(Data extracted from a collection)

+===+

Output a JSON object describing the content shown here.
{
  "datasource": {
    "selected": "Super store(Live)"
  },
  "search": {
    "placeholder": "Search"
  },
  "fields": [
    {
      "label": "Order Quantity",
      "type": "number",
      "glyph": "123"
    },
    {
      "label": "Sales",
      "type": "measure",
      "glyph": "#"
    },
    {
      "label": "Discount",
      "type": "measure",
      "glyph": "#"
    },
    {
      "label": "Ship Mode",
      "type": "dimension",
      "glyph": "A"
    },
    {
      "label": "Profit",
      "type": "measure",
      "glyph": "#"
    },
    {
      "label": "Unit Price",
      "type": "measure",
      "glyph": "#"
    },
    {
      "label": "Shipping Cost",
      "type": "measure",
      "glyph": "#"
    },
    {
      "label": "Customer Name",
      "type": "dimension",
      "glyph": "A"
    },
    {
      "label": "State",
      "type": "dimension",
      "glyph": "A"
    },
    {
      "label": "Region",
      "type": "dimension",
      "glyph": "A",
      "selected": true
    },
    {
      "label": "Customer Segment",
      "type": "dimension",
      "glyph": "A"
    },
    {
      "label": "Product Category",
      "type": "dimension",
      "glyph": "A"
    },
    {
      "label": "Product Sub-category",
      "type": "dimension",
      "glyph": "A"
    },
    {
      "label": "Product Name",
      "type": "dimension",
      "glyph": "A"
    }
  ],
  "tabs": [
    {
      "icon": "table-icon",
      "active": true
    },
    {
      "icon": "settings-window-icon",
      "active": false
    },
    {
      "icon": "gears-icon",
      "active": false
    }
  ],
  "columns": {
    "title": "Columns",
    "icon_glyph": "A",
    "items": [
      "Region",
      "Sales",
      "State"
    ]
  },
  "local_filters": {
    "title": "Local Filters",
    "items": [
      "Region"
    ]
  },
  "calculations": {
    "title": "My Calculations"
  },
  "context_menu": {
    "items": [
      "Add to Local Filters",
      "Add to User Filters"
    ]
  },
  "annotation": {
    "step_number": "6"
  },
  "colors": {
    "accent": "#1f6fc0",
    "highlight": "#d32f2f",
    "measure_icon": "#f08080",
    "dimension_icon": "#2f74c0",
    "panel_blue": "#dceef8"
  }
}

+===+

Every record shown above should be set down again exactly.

Answer section —
Output a JSON object describing the content shown here.
{
  "datasource": {
    "selected": "Super store(Live)"
  },
  "search": {
    "placeholder": "Search"
  },
  "fields": [
    {
      "label": "Order Quantity",
      "type": "number",
      "glyph": "123"
    },
    {
      "label": "Sales",
      "type": "measure",
      "glyph": "#"
    },
    {
      "label": "Discount",
      "type": "measure",
      "glyph": "#"
    },
    {
      "label": "Ship Mode",
      "type": "dimension",
      "glyph": "A"
    },
    {
      "label": "Profit",
      "type": "measure",
      "glyph": "#"
    },
    {
      "label": "Unit Price",
      "type": "measure",
      "glyph": "#"
    },
    {
      "label": "Shipping Cost",
      "type": "measure",
      "glyph": "#"
    },
    {
      "label": "Customer Name",
      "type": "dimension",
      "glyph": "A"
    },
    {
      "label": "State",
      "type": "dimension",
      "glyph": "A"
    },
    {
      "label": "Region",
      "type": "dimension",
      "glyph": "A",
      "selected": true
    },
    {
      "label": "Customer Segment",
      "type": "dimension",
      "glyph": "A"
    },
    {
      "label": "Product Category",
      "type": "dimension",
      "glyph": "A"
    },
    {
      "label": "Product Sub-category",
      "type": "dimension",
      "glyph": "A"
    },
    {
      "label": "Product Name",
      "type": "dimension",
      "glyph": "A"
    }
  ],
  "tabs": [
    {
      "icon": "table-icon",
      "active": true
    },
    {
      "icon": "settings-window-icon",
      "active": false
    },
    {
      "icon": "gears-icon",
      "active": false
    }
  ],
  "columns": {
    "title": "Columns",
    "icon_glyph": "A",
    "items": [
      "Region",
      "Sales",
      "State"
    ]
  },
  "local_filters": {
    "title": "Local Filters",
    "items": [
      "Region"
    ]
  },
  "calculations": {
    "title": "My Calculations"
  },
  "context_menu": {
    "items": [
      "Add to Local Filters",
      "Add to User Filters"
    ]
  },
  "annotation": {
    "step_number": "6"
  },
  "colors": {
    "accent": "#1f6fc0",
    "highlight": "#d32f2f",
    "measure_icon": "#f08080",
    "dimension_icon": "#2f74c0",
    "panel_blue": "#dceef8"
  }
}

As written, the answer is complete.